*** Data section Section Begins ***

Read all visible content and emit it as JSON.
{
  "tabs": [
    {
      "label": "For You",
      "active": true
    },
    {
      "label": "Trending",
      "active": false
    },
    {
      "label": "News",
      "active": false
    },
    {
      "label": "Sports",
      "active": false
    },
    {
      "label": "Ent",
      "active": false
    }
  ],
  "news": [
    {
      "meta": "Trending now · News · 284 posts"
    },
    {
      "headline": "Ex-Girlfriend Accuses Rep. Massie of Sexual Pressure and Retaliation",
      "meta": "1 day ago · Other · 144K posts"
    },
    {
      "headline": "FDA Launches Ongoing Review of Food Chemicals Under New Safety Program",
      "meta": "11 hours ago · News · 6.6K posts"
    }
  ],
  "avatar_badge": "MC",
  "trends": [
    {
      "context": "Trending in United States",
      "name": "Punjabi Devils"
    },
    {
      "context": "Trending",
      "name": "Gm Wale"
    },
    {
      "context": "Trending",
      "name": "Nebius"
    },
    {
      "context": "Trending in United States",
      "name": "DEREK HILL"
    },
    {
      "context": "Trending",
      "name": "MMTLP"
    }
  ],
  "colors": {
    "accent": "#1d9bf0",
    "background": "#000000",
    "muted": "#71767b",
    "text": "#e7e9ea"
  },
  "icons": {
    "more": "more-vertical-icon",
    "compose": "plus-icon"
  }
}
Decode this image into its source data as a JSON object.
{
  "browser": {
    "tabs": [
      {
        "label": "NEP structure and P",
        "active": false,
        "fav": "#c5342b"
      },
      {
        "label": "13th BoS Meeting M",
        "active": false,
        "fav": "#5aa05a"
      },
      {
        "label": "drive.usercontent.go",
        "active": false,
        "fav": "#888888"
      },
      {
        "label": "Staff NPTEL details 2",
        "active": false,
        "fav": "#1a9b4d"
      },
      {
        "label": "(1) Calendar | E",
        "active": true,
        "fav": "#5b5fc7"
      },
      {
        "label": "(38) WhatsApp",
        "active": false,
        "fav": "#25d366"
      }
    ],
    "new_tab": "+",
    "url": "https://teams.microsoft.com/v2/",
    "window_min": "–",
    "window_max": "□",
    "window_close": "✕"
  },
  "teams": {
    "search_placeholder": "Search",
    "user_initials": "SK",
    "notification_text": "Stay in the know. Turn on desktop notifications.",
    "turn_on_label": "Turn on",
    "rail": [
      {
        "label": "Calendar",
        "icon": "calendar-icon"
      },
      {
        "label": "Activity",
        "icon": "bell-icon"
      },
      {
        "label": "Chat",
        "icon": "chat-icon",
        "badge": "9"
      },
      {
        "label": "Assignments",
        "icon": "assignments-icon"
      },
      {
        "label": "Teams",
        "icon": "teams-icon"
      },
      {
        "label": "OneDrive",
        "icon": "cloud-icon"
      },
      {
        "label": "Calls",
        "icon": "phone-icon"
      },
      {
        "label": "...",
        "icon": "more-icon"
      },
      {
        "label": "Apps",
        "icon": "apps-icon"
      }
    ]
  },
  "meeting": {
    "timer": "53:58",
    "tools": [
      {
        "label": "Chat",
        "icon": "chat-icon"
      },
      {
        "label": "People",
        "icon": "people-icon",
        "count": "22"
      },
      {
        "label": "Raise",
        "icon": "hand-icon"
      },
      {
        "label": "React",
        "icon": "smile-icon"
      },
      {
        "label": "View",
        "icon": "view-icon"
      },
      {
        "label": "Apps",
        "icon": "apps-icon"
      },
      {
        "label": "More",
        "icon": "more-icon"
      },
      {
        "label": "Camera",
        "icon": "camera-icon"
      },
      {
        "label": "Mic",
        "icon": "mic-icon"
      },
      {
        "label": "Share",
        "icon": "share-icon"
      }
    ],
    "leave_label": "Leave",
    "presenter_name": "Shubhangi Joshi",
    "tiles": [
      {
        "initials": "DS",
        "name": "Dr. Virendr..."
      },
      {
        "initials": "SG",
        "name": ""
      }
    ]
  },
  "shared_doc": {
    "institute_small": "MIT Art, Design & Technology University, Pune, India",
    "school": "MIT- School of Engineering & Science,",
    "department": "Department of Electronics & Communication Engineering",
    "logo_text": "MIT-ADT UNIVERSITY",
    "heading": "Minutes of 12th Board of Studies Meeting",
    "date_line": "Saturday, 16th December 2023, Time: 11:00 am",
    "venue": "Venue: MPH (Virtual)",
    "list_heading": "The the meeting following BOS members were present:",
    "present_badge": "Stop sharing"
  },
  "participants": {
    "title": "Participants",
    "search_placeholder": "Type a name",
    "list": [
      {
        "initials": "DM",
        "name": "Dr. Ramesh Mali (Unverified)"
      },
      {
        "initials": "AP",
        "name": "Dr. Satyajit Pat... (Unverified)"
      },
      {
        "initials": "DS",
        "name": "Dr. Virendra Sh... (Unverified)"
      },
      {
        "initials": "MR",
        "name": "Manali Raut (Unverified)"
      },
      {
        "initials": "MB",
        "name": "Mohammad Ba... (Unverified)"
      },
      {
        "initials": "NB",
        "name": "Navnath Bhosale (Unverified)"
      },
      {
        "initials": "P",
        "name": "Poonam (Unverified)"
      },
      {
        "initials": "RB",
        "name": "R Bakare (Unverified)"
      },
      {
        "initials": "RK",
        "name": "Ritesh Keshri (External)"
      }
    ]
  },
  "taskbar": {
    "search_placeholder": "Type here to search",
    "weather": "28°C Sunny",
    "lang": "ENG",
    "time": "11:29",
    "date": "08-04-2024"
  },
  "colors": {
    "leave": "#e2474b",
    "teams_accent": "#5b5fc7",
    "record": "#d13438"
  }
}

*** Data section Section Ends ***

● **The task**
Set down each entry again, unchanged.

● **Completed task**
Read all visible content and emit it as JSON.
{
  "tabs": [
    {
      "label": "For You",
      "active": true
    },
    {
      "label": "Trending",
      "active": false
    },
    {
      "label": "News",
      "active": false
    },
    {
      "label": "Sports",
      "active": false
    },
    {
      "label": "Ent",
      "active": false
    }
  ],
  "news": [
    {
      "meta": "Trending now · News · 284 posts"
    },
    {
      "headline": "Ex-Girlfriend Accuses Rep. Massie of Sexual Pressure and Retaliation",
      "meta": "1 day ago · Other · 144K posts"
    },
    {
      "headline": "FDA Launches Ongoing Review of Food Chemicals Under New Safety Program",
      "meta": "11 hours ago · News · 6.6K posts"
    }
  ],
  "avatar_badge": "MC",
  "trends": [
    {
      "context": "Trending in United States",
      "name": "Punjabi Devils"
    },
    {
      "context": "Trending",
      "name": "Gm Wale"
    },
    {
      "context": "Trending",
      "name": "Nebius"
    },
    {
      "context": "Trending in United States",
      "name": "DEREK HILL"
    },
    {
      "context": "Trending",
      "name": "MMTLP"
    }
  ],
  "colors": {
    "accent": "#1d9bf0",
    "background": "#000000",
    "muted": "#71767b",
    "text": "#e7e9ea"
  },
  "icons": {
    "more": "more-vertical-icon",
    "compose": "plus-icon"
  }
}
Decode this image into its source data as a JSON object.
{
  "browser": {
    "tabs": [
      {
        "label": "NEP structure and P",
        "active": false,
        "fav": "#c5342b"
      },
      {
        "label": "13th BoS Meeting M",
        "active": false,
        "fav": "#5aa05a"
      },
      {
        "label": "drive.usercontent.go",
        "active": false,
        "fav": "#888888"
      },
      {
        "label": "Staff NPTEL details 2",
        "active": false,
        "fav": "#1a9b4d"
      },
      {
        "label": "(1) Calendar | E",
        "active": true,
        "fav": "#5b5fc7"
      },
      {
        "label": "(38) WhatsApp",
        "active": false,
        "fav": "#25d366"
      }
    ],
    "new_tab": "+",
    "url": "https://teams.microsoft.com/v2/",
    "window_min": "–",
    "window_max": "□",
    "window_close": "✕"
  },
  "teams": {
    "search_placeholder": "Search",
    "user_initials": "SK",
    "notification_text": "Stay in the know. Turn on desktop notifications.",
    "turn_on_label": "Turn on",
    "rail": [
      {
        "label": "Calendar",
        "icon": "calendar-icon"
      },
      {
        "label": "Activity",
        "icon": "bell-icon"
      },
      {
        "label": "Chat",
        "icon": "chat-icon",
        "badge": "9"
      },
      {
        "label": "Assignments",
        "icon": "assignments-icon"
      },
      {
        "label": "Teams",
        "icon": "teams-icon"
      },
      {
        "label": "OneDrive",
        "icon": "cloud-icon"
      },
      {
        "label": "Calls",
        "icon": "phone-icon"
      },
      {
        "label": "...",
        "icon": "more-icon"
      },
      {
        "label": "Apps",
        "icon": "apps-icon"
      }
    ]
  },
  "meeting": {
    "timer": "53:58",
    "tools": [
      {
        "label": "Chat",
        "icon": "chat-icon"
      },
      {
        "label": "People",
        "icon": "people-icon",
        "count": "22"
      },
      {
        "label": "Raise",
        "icon": "hand-icon"
      },
      {
        "label": "React",
        "icon": "smile-icon"
      },
      {
        "label": "View",
        "icon": "view-icon"
      },
      {
        "label": "Apps",
        "icon": "apps-icon"
      },
      {
        "label": "More",
        "icon": "more-icon"
      },
      {
        "label": "Camera",
        "icon": "camera-icon"
      },
      {
        "label": "Mic",
        "icon": "mic-icon"
      },
      {
        "label": "Share",
        "icon": "share-icon"
      }
    ],
    "leave_label": "Leave",
    "presenter_name": "Shubhangi Joshi",
    "tiles": [
      {
        "initials": "DS",
        "name": "Dr. Virendr..."
      },
      {
        "initials": "SG",
        "name": ""
      }
    ]
  },
  "shared_doc": {
    "institute_small": "MIT Art, Design & Technology University, Pune, India",
    "school": "MIT- School of Engineering & Science,",
    "department": "Department of Electronics & Communication Engineering",
    "logo_text": "MIT-ADT UNIVERSITY",
    "heading": "Minutes of 12th Board of Studies Meeting",
    "date_line": "Saturday, 16th December 2023, Time: 11:00 am",
    "venue": "Venue: MPH (Virtual)",
    "list_heading": "The the meeting following BOS members were present:",
    "present_badge": "Stop sharing"
  },
  "participants": {
    "title": "Participants",
    "search_placeholder": "Type a name",
    "list": [
      {
        "initials": "DM",
        "name": "Dr. Ramesh Mali (Unverified)"
      },
      {
        "initials": "AP",
        "name": "Dr. Satyajit Pat... (Unverified)"
      },
      {
        "initials": "DS",
        "name": "Dr. Virendra Sh... (Unverified)"
      },
      {
        "initials": "MR",
        "name": "Manali Raut (Unverified)"
      },
      {
        "initials": "MB",
        "name": "Mohammad Ba... (Unverified)"
      },
      {
        "initials": "NB",
        "name": "Navnath Bhosale (Unverified)"
      },
      {
        "initials": "P",
        "name": "Poonam (Unverified)"
      },
      {
        "initials": "RB",
        "name": "R Bakare (Unverified)"
      },
      {
        "initials": "RK",
        "name": "Ritesh Keshri (External)"
      }
    ]
  },
  "taskbar": {
    "search_placeholder": "Type here to search",
    "weather": "28°C Sunny",
    "lang": "ENG",
    "time": "11:29",
    "date": "08-04-2024"
  },
  "colors": {
    "leave": "#e2474b",
    "teams_accent": "#5b5fc7",
    "record": "#d13438"
  }
}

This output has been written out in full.